(Data records)
##############################
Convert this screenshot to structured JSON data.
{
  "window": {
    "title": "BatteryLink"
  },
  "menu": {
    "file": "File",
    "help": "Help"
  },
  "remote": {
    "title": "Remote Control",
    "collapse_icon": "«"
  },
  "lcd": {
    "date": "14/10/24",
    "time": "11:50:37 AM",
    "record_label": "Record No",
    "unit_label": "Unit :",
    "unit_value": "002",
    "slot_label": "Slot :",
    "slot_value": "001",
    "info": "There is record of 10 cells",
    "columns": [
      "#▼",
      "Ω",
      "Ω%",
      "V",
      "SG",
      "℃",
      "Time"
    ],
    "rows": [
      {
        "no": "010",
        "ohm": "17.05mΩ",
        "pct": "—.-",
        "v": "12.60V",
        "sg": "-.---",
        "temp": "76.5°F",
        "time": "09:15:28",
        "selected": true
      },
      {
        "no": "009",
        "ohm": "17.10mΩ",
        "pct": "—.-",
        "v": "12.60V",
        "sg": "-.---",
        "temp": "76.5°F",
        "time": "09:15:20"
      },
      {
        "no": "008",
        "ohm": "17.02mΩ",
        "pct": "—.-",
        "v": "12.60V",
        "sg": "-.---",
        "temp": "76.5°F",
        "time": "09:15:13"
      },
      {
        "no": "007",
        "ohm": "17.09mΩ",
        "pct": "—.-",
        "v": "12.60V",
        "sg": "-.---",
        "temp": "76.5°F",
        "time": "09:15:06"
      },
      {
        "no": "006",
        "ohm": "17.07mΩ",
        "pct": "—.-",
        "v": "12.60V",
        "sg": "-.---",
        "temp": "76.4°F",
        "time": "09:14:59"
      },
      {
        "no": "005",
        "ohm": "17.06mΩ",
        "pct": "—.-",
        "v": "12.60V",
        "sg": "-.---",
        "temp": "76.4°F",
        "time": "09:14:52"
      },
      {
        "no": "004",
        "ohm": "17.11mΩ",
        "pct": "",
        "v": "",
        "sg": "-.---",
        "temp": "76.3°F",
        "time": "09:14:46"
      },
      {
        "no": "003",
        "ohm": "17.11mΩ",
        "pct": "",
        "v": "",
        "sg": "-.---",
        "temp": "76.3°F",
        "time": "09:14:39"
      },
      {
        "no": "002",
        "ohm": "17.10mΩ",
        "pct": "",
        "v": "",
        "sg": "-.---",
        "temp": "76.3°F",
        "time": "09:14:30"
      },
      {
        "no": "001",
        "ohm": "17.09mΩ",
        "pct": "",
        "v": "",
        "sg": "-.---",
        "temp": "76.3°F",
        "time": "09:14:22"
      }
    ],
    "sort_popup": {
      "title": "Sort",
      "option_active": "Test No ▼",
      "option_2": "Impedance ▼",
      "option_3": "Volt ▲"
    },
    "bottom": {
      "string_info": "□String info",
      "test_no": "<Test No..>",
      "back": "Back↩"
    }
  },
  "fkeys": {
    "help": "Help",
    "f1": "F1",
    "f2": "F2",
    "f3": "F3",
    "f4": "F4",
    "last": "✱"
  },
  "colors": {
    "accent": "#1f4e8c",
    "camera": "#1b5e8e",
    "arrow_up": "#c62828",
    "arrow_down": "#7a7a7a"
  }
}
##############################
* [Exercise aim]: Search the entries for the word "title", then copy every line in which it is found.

* [Solution to this problem]:
    "title": "BatteryLink"
    "title": "Remote Control",
      "title": "Sort",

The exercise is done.